:: Task objective ::
In the data below, which lines hold the word "Daily"? Copy them.
____
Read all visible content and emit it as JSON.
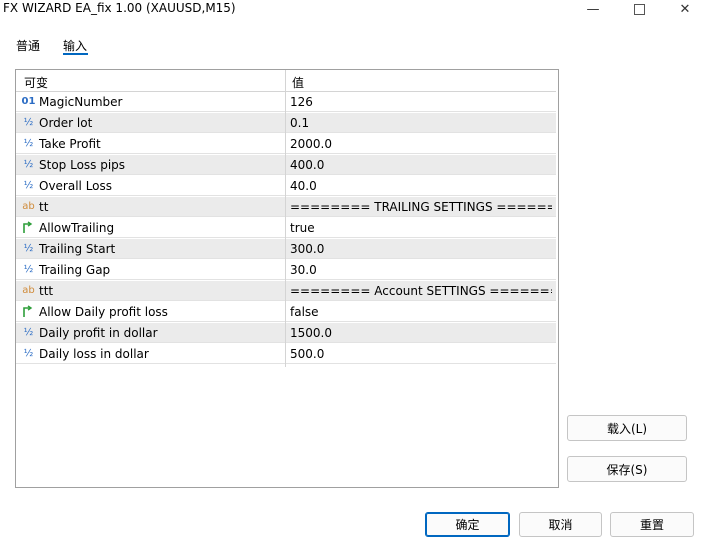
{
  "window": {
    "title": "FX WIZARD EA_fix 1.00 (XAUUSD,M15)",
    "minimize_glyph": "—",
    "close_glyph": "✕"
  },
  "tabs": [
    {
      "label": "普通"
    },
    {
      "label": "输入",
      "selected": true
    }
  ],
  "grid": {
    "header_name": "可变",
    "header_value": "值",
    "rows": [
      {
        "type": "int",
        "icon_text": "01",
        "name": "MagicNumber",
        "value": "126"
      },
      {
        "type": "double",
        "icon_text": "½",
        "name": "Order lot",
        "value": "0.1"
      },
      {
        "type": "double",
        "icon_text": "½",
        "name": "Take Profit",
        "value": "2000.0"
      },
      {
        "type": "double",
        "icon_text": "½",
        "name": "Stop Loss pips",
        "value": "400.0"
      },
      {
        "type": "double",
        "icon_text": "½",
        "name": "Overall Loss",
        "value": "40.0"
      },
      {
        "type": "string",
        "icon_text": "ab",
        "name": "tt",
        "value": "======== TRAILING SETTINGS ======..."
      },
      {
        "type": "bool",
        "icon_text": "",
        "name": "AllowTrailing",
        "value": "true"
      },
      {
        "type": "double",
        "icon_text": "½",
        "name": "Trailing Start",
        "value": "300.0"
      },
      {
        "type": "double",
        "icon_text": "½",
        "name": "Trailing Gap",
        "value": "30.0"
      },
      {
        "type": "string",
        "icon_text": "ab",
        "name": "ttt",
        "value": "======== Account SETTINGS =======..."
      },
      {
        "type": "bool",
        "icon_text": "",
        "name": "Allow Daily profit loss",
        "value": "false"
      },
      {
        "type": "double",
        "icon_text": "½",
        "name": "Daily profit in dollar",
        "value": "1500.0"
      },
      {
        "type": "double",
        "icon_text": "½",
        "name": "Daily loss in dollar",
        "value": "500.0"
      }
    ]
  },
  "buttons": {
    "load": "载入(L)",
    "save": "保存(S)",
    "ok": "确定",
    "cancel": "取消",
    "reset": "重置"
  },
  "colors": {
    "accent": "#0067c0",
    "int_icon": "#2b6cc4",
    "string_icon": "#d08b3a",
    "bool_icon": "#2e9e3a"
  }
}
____
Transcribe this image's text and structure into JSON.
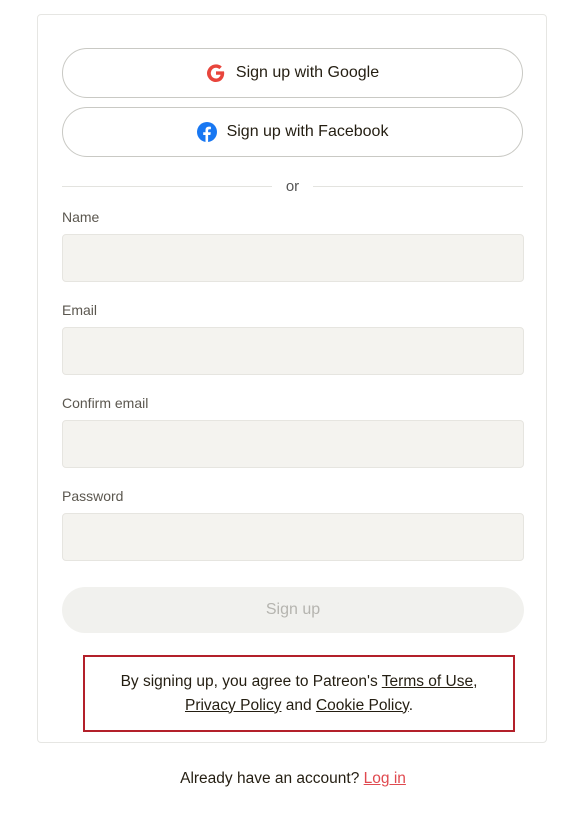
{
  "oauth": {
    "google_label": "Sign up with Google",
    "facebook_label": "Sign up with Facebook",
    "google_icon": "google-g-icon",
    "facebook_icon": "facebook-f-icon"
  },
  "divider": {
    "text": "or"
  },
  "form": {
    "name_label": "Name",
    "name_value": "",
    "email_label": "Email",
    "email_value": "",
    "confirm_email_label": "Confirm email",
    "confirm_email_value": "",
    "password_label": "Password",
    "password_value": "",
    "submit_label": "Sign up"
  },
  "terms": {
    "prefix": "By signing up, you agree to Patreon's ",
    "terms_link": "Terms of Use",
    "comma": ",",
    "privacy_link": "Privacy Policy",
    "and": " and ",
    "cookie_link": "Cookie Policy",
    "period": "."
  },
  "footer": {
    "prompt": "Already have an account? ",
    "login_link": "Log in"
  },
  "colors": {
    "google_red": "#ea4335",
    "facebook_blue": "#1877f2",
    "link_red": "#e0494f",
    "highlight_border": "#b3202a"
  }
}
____
:: Solution ::
        "name": "Allow Daily profit loss",
        "name": "Daily profit in dollar",
        "name": "Daily loss in dollar",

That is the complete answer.